The senior helpline caller is 65. The medical establishment, the credit card industry, and the oil monopolists have combined to place her in a state of insolvency, reversing her "pay-your-own-way-in-life" philosophy. "I can't do it anymore," she lamented.
Her husband is 70, sick, and no longer able to work. He had a coronary bypass six months ago. Medical bills are still coming in. She works at a bowling lane, earning $100 a week, except during the summer months when the lanes are closed.
"All we have is our Social Security and my husband's $300-a-month pension," she said. "I paid August bills with September money. I paid more than $6,000 on a credit card (used to pay medical bills) and the principal went down by less than $1,000."
She resides in a deteriorating metropolitan neighborhood. Her house is valued at $42,000, encumbered by a $17,000 mortgage. "Last winter we had a one-month heating bill of $690. Now they're telling us it will be going up 40 percent!
"They tell me I should take bankruptcy and do it before October when the new bankruptcy law becomes effective," she continued. "I called a debt counseling firm and was told we don't have enough money for them to help us.
"I don't know which way to turn. This situation is killing my husband and I'm a nervous wreck. What can I do?"
I recommended that she send "Dear John" letters to the hospital's bill collector and the credit card company, informing them of her predicament and invoking the Fair Debt Collection Practices Act. "They will understand," I said. "You are without attachable assets."
Their Social Security payments and his pension cannot be levied upon, and her $100-per-week wage falls under the $150 exemption for the garnishment of wages.

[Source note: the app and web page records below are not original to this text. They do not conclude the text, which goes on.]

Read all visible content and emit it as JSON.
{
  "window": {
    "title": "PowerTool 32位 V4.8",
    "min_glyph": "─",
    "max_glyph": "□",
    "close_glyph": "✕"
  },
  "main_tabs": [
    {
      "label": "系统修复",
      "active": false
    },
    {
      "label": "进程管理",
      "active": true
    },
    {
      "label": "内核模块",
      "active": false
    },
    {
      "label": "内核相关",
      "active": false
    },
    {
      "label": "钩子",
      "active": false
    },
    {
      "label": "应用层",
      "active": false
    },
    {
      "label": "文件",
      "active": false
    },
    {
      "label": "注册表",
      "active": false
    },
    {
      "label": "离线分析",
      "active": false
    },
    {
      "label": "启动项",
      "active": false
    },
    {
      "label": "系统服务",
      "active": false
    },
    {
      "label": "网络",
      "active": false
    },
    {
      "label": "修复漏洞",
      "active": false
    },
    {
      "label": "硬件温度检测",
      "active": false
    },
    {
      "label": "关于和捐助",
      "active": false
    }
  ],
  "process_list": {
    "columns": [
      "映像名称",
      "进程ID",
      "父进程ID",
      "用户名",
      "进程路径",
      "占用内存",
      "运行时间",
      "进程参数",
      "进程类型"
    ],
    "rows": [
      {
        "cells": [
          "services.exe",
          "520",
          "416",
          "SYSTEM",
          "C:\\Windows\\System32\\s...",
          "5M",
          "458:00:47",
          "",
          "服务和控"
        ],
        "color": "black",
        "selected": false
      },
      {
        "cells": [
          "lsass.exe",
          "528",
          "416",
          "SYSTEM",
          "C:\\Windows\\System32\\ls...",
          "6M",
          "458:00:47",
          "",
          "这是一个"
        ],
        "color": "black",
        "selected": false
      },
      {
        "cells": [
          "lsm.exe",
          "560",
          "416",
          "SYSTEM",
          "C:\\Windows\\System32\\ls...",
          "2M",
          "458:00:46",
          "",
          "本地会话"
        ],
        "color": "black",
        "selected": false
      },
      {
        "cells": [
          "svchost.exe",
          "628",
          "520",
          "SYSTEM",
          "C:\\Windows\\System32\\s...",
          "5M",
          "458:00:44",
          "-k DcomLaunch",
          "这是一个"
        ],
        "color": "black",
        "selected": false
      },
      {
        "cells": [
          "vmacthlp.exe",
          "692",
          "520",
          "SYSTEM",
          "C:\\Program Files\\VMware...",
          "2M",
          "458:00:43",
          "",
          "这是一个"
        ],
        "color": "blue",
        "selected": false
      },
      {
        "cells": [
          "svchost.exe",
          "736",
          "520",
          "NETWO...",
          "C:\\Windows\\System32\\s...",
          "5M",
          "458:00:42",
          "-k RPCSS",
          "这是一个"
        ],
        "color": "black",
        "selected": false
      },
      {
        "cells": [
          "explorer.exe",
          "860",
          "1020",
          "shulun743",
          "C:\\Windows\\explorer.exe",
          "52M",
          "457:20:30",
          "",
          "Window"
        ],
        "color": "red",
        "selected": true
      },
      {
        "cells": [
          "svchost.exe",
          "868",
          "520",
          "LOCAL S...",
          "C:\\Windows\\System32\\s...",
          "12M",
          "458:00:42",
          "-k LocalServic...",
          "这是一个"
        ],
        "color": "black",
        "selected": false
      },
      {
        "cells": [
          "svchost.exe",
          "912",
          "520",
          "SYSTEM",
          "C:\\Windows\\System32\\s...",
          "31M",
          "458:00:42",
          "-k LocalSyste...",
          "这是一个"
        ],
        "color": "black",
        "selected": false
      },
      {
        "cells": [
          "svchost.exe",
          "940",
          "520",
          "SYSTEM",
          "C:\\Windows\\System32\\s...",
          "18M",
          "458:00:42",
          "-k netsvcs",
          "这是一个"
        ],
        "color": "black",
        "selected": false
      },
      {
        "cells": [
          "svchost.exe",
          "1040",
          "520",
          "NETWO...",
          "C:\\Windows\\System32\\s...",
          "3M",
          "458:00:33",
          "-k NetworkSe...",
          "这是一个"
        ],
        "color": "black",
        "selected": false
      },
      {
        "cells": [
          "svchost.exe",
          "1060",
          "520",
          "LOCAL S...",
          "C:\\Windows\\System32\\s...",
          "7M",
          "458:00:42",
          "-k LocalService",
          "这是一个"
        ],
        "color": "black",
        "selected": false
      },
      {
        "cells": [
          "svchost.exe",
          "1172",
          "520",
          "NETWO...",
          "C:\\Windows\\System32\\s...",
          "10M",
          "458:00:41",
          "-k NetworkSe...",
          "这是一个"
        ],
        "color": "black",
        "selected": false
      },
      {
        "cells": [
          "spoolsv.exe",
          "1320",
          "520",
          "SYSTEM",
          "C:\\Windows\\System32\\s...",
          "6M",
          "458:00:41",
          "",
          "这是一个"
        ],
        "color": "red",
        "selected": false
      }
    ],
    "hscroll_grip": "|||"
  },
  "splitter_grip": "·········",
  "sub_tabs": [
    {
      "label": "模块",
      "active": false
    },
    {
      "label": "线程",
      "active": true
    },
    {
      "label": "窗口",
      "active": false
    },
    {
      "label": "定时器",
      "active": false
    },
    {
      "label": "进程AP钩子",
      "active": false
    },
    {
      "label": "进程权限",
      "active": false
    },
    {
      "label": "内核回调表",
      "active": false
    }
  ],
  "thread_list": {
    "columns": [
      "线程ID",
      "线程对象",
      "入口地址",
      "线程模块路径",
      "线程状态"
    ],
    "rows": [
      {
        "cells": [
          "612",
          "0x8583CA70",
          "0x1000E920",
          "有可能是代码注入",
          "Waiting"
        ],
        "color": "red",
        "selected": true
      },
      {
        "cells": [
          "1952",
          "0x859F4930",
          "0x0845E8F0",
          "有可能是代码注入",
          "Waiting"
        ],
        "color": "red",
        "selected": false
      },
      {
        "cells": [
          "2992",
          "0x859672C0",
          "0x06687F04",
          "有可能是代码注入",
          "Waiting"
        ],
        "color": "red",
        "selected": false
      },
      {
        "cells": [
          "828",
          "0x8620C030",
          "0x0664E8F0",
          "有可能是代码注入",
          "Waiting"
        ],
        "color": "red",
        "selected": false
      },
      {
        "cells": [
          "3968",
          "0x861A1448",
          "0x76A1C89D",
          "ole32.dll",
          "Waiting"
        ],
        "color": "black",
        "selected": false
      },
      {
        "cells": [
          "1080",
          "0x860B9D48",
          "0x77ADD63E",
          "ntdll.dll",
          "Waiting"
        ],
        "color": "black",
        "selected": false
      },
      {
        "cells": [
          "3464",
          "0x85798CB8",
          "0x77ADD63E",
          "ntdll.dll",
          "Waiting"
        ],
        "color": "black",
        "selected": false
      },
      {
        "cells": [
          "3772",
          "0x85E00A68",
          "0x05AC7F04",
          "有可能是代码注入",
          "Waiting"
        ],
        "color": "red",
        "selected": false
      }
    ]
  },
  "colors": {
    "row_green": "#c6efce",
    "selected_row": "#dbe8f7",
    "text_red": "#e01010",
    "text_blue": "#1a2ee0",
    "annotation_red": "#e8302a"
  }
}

"Make your mortgage payments, seek state assistance with the 2006 heating bills," I advised, "and save enough to buy your husband a gallon of ice cream."
(Pro bono legal information and advice is available to persons 55 and older at USD Senior Legal Helpline, 1-800-747-1895; email@example.com).